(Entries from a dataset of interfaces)
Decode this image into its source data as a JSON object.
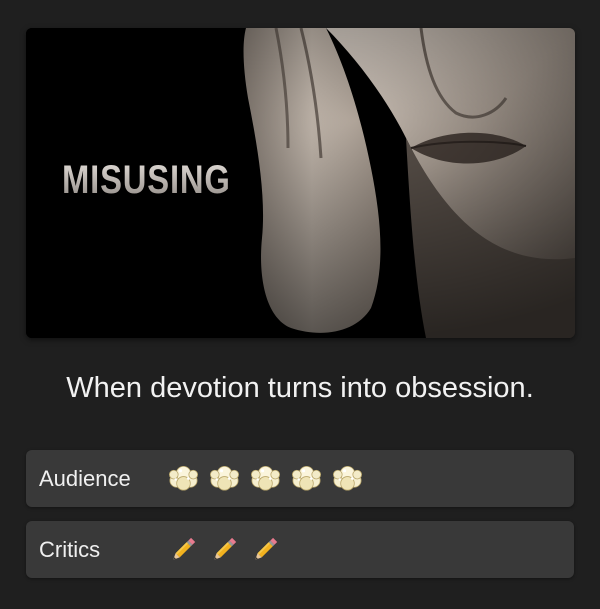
{
  "poster": {
    "title": "MISUSING",
    "image": "woman-face-hand-portrait"
  },
  "tagline": "When devotion turns into obsession.",
  "ratings": {
    "audience": {
      "label": "Audience",
      "icon": "popcorn-icon",
      "count": 5
    },
    "critics": {
      "label": "Critics",
      "icon": "pencil-icon",
      "count": 3
    }
  },
  "colors": {
    "background": "#1f1f1f",
    "row": "#393939",
    "text": "#f0f0f0"
  }
}
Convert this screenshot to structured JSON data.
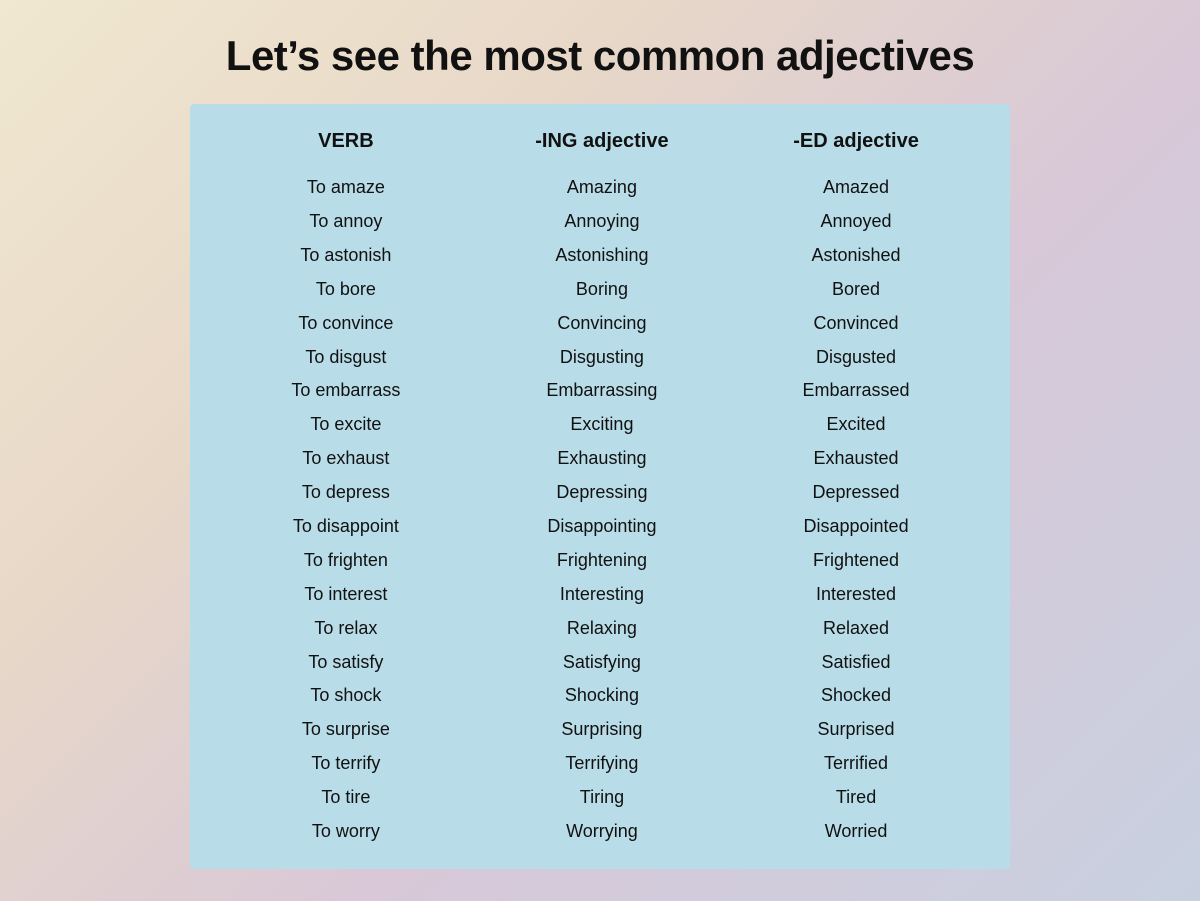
{
  "title": "Let’s see the most common adjectives",
  "table": {
    "headers": [
      "VERB",
      "-ING adjective",
      "-ED adjective"
    ],
    "rows": [
      [
        "To amaze",
        "Amazing",
        "Amazed"
      ],
      [
        "To annoy",
        "Annoying",
        "Annoyed"
      ],
      [
        "To astonish",
        "Astonishing",
        "Astonished"
      ],
      [
        "To bore",
        "Boring",
        "Bored"
      ],
      [
        "To convince",
        "Convincing",
        "Convinced"
      ],
      [
        "To disgust",
        "Disgusting",
        "Disgusted"
      ],
      [
        "To embarrass",
        "Embarrassing",
        "Embarrassed"
      ],
      [
        "To excite",
        "Exciting",
        "Excited"
      ],
      [
        "To exhaust",
        "Exhausting",
        "Exhausted"
      ],
      [
        "To depress",
        "Depressing",
        "Depressed"
      ],
      [
        "To disappoint",
        "Disappointing",
        "Disappointed"
      ],
      [
        "To frighten",
        "Frightening",
        "Frightened"
      ],
      [
        "To interest",
        "Interesting",
        "Interested"
      ],
      [
        "To relax",
        "Relaxing",
        "Relaxed"
      ],
      [
        "To satisfy",
        "Satisfying",
        "Satisfied"
      ],
      [
        "To shock",
        "Shocking",
        "Shocked"
      ],
      [
        "To surprise",
        "Surprising",
        "Surprised"
      ],
      [
        "To terrify",
        "Terrifying",
        "Terrified"
      ],
      [
        "To tire",
        "Tiring",
        "Tired"
      ],
      [
        "To worry",
        "Worrying",
        "Worried"
      ]
    ]
  }
}
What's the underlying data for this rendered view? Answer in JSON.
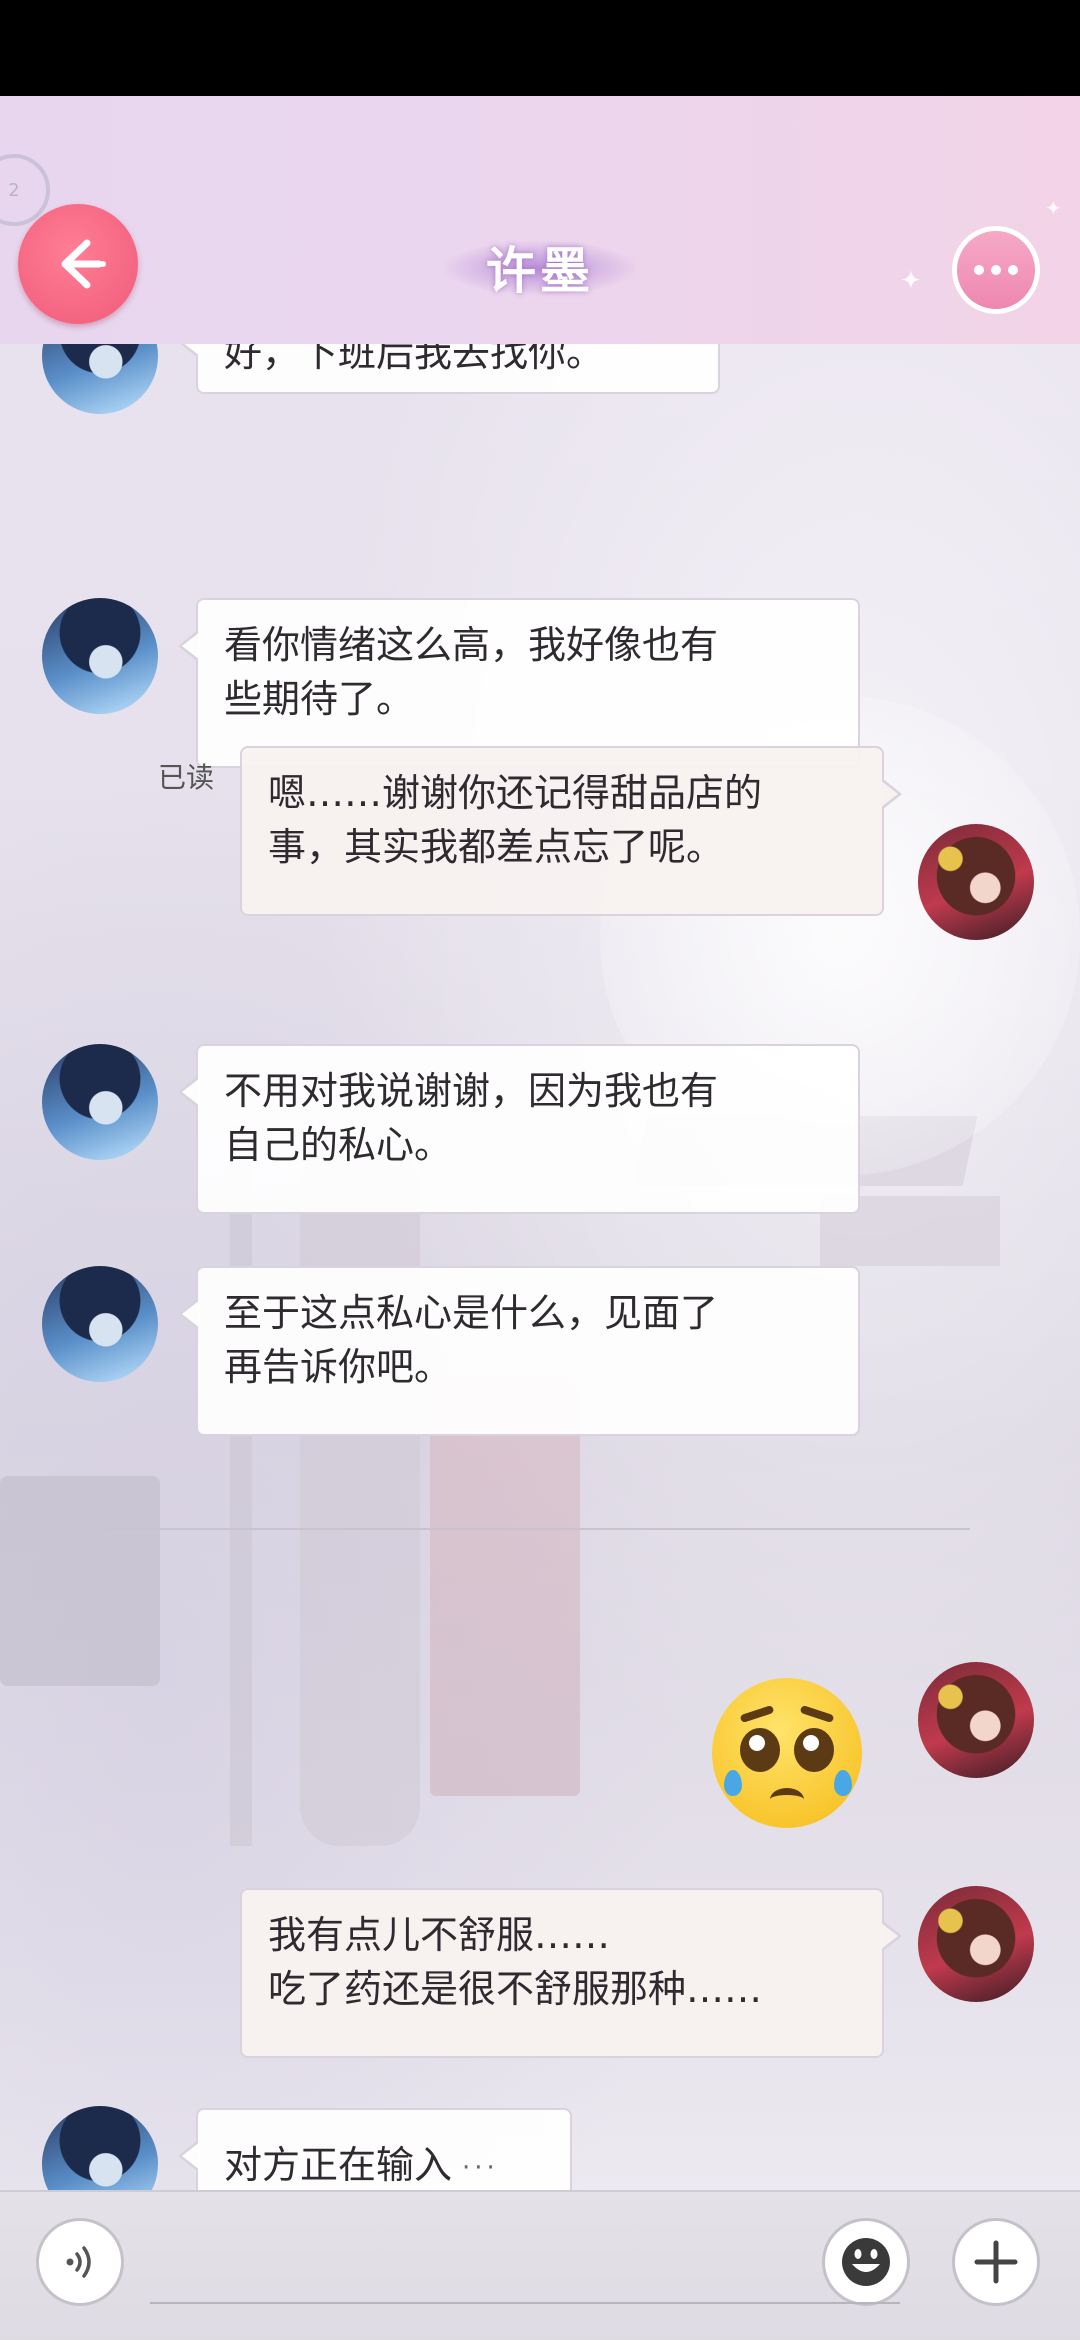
{
  "header": {
    "title": "许墨",
    "corner_badge": "2"
  },
  "messages": [
    {
      "side": "in",
      "text": "好，下班后我去找你。"
    },
    {
      "side": "in",
      "text": "看你情绪这么高，我好像也有\n些期待了。"
    },
    {
      "side": "out",
      "read": "已读",
      "text": "嗯……谢谢你还记得甜品店的\n事，其实我都差点忘了呢。"
    },
    {
      "side": "in",
      "text": "不用对我说谢谢，因为我也有\n自己的私心。"
    },
    {
      "side": "in",
      "text": "至于这点私心是什么，见面了\n再告诉你吧。"
    },
    {
      "side": "out",
      "type": "emoji",
      "emoji": "pleading-face"
    },
    {
      "side": "out",
      "text": "我有点儿不舒服……\n吃了药还是很不舒服那种……"
    },
    {
      "side": "in",
      "text": "对方正在输入",
      "typing": "···"
    }
  ],
  "input_bar": {
    "voice_icon": "voice-icon",
    "emoji_icon": "emoji-icon",
    "add_icon": "plus-icon"
  },
  "colors": {
    "back_button": "#f05a78",
    "more_button": "#ee87b0",
    "header_bg": "#e8d6ef"
  }
}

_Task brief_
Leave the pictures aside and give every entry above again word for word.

_Reply_
Decode this image into its source data as a JSON object.
{
  "poster": {
    "title": "MISUSING",
    "image": "woman-face-hand-portrait"
  },
  "tagline": "When devotion turns into obsession.",
  "ratings": {
    "audience": {
      "label": "Audience",
      "icon": "popcorn-icon",
      "count": 5
    },
    "critics": {
      "label": "Critics",
      "icon": "pencil-icon",
      "count": 3
    }
  },
  "colors": {
    "background": "#1f1f1f",
    "row": "#393939",
    "text": "#f0f0f0"
  }
}
Convert this screenshot to structured JSON data.
{
  "title": "Let’s see the most common adjectives",
  "table": {
    "headers": [
      "VERB",
      "-ING adjective",
      "-ED adjective"
    ],
    "rows": [
      [
        "To amaze",
        "Amazing",
        "Amazed"
      ],
      [
        "To annoy",
        "Annoying",
        "Annoyed"
      ],
      [
        "To astonish",
        "Astonishing",
        "Astonished"
      ],
      [
        "To bore",
        "Boring",
        "Bored"
      ],
      [
        "To convince",
        "Convincing",
        "Convinced"
      ],
      [
        "To disgust",
        "Disgusting",
        "Disgusted"
      ],
      [
        "To embarrass",
        "Embarrassing",
        "Embarrassed"
      ],
      [
        "To excite",
        "Exciting",
        "Excited"
      ],
      [
        "To exhaust",
        "Exhausting",
        "Exhausted"
      ],
      [
        "To depress",
        "Depressing",
        "Depressed"
      ],
      [
        "To disappoint",
        "Disappointing",
        "Disappointed"
      ],
      [
        "To frighten",
        "Frightening",
        "Frightened"
      ],
      [
        "To interest",
        "Interesting",
        "Interested"
      ],
      [
        "To relax",
        "Relaxing",
        "Relaxed"
      ],
      [
        "To satisfy",
        "Satisfying",
        "Satisfied"
      ],
      [
        "To shock",
        "Shocking",
        "Shocked"
      ],
      [
        "To surprise",
        "Surprising",
        "Surprised"
      ],
      [
        "To terrify",
        "Terrifying",
        "Terrified"
      ],
      [
        "To tire",
        "Tiring",
        "Tired"
      ],
      [
        "To worry",
        "Worrying",
        "Worried"
      ]
    ]
  }
}
What's the underlying data for this rendered view? Answer in JSON.
{
  "header": {
    "title": "许墨",
    "corner_badge": "2"
  },
  "messages": [
    {
      "side": "in",
      "text": "好，下班后我去找你。"
    },
    {
      "side": "in",
      "text": "看你情绪这么高，我好像也有\n些期待了。"
    },
    {
      "side": "out",
      "read": "已读",
      "text": "嗯……谢谢你还记得甜品店的\n事，其实我都差点忘了呢。"
    },
    {
      "side": "in",
      "text": "不用对我说谢谢，因为我也有\n自己的私心。"
    },
    {
      "side": "in",
      "text": "至于这点私心是什么，见面了\n再告诉你吧。"
    },
    {
      "side": "out",
      "type": "emoji",
      "emoji": "pleading-face"
    },
    {
      "side": "out",
      "text": "我有点儿不舒服……\n吃了药还是很不舒服那种……"
    },
    {
      "side": "in",
      "text": "对方正在输入",
      "typing": "···"
    }
  ],
  "input_bar": {
    "voice_icon": "voice-icon",
    "emoji_icon": "emoji-icon",
    "add_icon": "plus-icon"
  },
  "colors": {
    "back_button": "#f05a78",
    "more_button": "#ee87b0",
    "header_bg": "#e8d6ef"
  }
}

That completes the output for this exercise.